Best Practices

In our extensive experience with working with Microsoft Access and source code control, we compiled these best practices to work efficiently and to avoid common problems.

Split database into frontend and backend

You should split your Access application into two separate database files. One database file, the backend, should contain only the data tables. The other database file, the frontend, will contain all of the applications logic (e.g. queries, forms, reports, modules, etc.). The data tables are then linked to the frontend file. - This approach is covered extensively in many resources on Microsoft Access on the internet. You'll find further information on splitting your database here:

The frontend file should be added to and versioned in source code control.

Currently Ivercy cannot add individual table definitions to the source code control system. Therefore the backend would be added as one large binary file to source code control. This only makes sense if you have an empty backend without any data (except configuration data), so you can version the table definition and configuration data. But it is not recommend to put the data into source code control, as it will result in an unmaintainable binary file and does not provide much value.

Splitting an Application into frontend and backend is highly recommend generally with almost any Access application, regardless if you use source control or not.

Don’t embed (large) images in Forms and reports

Embedding large image files into forms or reports will create huge blocks of binary data in the source files of the forms and reports.

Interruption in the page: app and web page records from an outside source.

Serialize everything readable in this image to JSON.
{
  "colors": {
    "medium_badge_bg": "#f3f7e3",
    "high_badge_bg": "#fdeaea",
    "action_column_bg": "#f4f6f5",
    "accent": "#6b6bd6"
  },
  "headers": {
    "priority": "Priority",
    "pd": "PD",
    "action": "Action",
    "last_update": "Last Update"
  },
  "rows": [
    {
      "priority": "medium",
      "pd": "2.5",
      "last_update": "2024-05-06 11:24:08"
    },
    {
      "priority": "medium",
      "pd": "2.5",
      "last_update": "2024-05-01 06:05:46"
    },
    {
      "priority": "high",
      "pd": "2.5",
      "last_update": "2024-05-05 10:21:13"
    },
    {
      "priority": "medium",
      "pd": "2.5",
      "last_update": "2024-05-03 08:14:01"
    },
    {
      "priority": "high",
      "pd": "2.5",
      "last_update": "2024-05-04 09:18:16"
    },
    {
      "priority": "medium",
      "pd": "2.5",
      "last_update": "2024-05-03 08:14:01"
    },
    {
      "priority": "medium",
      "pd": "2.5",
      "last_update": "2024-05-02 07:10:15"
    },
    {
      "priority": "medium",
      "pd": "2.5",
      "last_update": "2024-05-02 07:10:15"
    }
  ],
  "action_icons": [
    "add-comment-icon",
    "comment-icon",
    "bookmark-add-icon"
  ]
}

This binary data does benefit only very little from source code control, as it is usually mostly static and changes to it are meaningless when viewed in their text representation. Still it slows down all the source code control operations considerably, as it has to be sent back and forth over network to your repository and has to be processed by Diff and other operations.

There are two approaches to achieve the same result without the drawbacks.

1.) If you have only a few distinct images that are used on many different forms (e.g. a company logo), we recommend, you put the image data into an Image-Column in a configuration table. Then write a public VBA function in a module that reads and returns the image data from the table. In each of the forms you call that function in the form's Form_Open-Event and set the PictureData of the Image-Control to the data returned by the function.

With Access 2010 Microsoft has built support for this approach directly into Access. Ken Getz created a How To article explaining the use. You can view it here:

2.) If you got lots of different images, like one for each form, the approach described above has the disadvantage of massively bloating the database file containing the table with the image data. In this case it probably is more efficient to store the images as files in the file system and read the image data from those files.

But keep in mind that with the second approach,

  • you have to deploy new and modified images with new versions of your application.
  • the images are easily accessible by a file browser and your users could tamper with them.